> [Activity] Reproduce the records below exactly as shown.

> [Provided information]
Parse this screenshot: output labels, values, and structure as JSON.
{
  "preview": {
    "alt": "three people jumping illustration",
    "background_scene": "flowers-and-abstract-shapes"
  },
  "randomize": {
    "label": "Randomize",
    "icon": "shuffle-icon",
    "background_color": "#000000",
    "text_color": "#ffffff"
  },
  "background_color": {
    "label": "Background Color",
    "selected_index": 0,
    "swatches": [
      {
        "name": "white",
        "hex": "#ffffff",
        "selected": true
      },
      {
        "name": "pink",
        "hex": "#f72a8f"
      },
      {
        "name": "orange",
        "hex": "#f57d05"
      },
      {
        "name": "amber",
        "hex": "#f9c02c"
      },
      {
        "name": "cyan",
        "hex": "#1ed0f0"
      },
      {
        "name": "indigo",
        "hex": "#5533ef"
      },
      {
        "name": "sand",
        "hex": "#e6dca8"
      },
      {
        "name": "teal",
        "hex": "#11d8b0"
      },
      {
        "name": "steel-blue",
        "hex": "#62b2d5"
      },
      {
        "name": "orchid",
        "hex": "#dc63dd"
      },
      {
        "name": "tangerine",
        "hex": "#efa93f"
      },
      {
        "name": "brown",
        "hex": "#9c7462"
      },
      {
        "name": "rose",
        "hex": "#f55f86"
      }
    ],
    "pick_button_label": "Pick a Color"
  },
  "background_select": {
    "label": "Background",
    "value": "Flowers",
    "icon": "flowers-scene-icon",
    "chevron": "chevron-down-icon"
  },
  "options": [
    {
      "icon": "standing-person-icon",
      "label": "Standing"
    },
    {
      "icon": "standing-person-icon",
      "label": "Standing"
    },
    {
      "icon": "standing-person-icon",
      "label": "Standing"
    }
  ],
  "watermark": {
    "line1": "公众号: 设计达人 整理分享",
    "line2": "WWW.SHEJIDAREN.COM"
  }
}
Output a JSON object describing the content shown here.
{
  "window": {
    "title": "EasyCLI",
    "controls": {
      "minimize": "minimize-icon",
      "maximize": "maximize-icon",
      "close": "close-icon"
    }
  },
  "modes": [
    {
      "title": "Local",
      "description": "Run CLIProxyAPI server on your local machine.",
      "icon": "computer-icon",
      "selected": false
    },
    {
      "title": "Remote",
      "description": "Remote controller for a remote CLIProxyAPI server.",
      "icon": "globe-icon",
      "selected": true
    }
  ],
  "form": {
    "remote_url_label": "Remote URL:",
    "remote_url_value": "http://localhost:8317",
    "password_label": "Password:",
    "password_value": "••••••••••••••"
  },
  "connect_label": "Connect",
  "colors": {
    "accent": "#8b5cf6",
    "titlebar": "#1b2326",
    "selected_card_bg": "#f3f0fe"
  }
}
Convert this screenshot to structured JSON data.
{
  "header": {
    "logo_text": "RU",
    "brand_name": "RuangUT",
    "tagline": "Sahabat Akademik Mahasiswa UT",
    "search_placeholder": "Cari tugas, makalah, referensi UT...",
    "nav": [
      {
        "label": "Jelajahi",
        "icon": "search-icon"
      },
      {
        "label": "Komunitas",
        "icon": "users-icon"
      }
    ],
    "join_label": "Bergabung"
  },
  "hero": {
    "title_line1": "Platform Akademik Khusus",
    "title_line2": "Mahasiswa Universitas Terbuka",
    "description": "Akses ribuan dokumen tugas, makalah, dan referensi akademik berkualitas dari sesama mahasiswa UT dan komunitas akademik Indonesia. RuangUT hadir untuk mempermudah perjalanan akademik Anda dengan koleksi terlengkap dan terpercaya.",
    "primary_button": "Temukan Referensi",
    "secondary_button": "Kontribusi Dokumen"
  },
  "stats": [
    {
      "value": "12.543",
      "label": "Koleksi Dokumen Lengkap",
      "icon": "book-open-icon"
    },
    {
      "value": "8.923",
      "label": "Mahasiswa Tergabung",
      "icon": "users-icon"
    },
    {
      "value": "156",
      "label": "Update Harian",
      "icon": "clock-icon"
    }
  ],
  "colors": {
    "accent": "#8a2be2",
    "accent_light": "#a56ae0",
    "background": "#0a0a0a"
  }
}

> [Expected answer]
Parse this screenshot: output labels, values, and structure as JSON.
{
  "preview": {
    "alt": "three people jumping illustration",
    "background_scene": "flowers-and-abstract-shapes"
  },
  "randomize": {
    "label": "Randomize",
    "icon": "shuffle-icon",
    "background_color": "#000000",
    "text_color": "#ffffff"
  },
  "background_color": {
    "label": "Background Color",
    "selected_index": 0,
    "swatches": [
      {
        "name": "white",
        "hex": "#ffffff",
        "selected": true
      },
      {
        "name": "pink",
        "hex": "#f72a8f"
      },
      {
        "name": "orange",
        "hex": "#f57d05"
      },
      {
        "name": "amber",
        "hex": "#f9c02c"
      },
      {
        "name": "cyan",
        "hex": "#1ed0f0"
      },
      {
        "name": "indigo",
        "hex": "#5533ef"
      },
      {
        "name": "sand",
        "hex": "#e6dca8"
      },
      {
        "name": "teal",
        "hex": "#11d8b0"
      },
      {
        "name": "steel-blue",
        "hex": "#62b2d5"
      },
      {
        "name": "orchid",
        "hex": "#dc63dd"
      },
      {
        "name": "tangerine",
        "hex": "#efa93f"
      },
      {
        "name": "brown",
        "hex": "#9c7462"
      },
      {
        "name": "rose",
        "hex": "#f55f86"
      }
    ],
    "pick_button_label": "Pick a Color"
  },
  "background_select": {
    "label": "Background",
    "value": "Flowers",
    "icon": "flowers-scene-icon",
    "chevron": "chevron-down-icon"
  },
  "options": [
    {
      "icon": "standing-person-icon",
      "label": "Standing"
    },
    {
      "icon": "standing-person-icon",
      "label": "Standing"
    },
    {
      "icon": "standing-person-icon",
      "label": "Standing"
    }
  ],
  "watermark": {
    "line1": "公众号: 设计达人 整理分享",
    "line2": "WWW.SHEJIDAREN.COM"
  }
}
Output a JSON object describing the content shown here.
{
  "window": {
    "title": "EasyCLI",
    "controls": {
      "minimize": "minimize-icon",
      "maximize": "maximize-icon",
      "close": "close-icon"
    }
  },
  "modes": [
    {
      "title": "Local",
      "description": "Run CLIProxyAPI server on your local machine.",
      "icon": "computer-icon",
      "selected": false
    },
    {
      "title": "Remote",
      "description": "Remote controller for a remote CLIProxyAPI server.",
      "icon": "globe-icon",
      "selected": true
    }
  ],
  "form": {
    "remote_url_label": "Remote URL:",
    "remote_url_value": "http://localhost:8317",
    "password_label": "Password:",
    "password_value": "••••••••••••••"
  },
  "connect_label": "Connect",
  "colors": {
    "accent": "#8b5cf6",
    "titlebar": "#1b2326",
    "selected_card_bg": "#f3f0fe"
  }
}
Convert this screenshot to structured JSON data.
{
  "header": {
    "logo_text": "RU",
    "brand_name": "RuangUT",
    "tagline": "Sahabat Akademik Mahasiswa UT",
    "search_placeholder": "Cari tugas, makalah, referensi UT...",
    "nav": [
      {
        "label": "Jelajahi",
        "icon": "search-icon"
      },
      {
        "label": "Komunitas",
        "icon": "users-icon"
      }
    ],
    "join_label": "Bergabung"
  },
  "hero": {
    "title_line1": "Platform Akademik Khusus",
    "title_line2": "Mahasiswa Universitas Terbuka",
    "description": "Akses ribuan dokumen tugas, makalah, dan referensi akademik berkualitas dari sesama mahasiswa UT dan komunitas akademik Indonesia. RuangUT hadir untuk mempermudah perjalanan akademik Anda dengan koleksi terlengkap dan terpercaya.",
    "primary_button": "Temukan Referensi",
    "secondary_button": "Kontribusi Dokumen"
  },
  "stats": [
    {
      "value": "12.543",
      "label": "Koleksi Dokumen Lengkap",
      "icon": "book-open-icon"
    },
    {
      "value": "8.923",
      "label": "Mahasiswa Tergabung",
      "icon": "users-icon"
    },
    {
      "value": "156",
      "label": "Update Harian",
      "icon": "clock-icon"
    }
  ],
  "colors": {
    "accent": "#8a2be2",
    "accent_light": "#a56ae0",
    "background": "#0a0a0a"
  }
}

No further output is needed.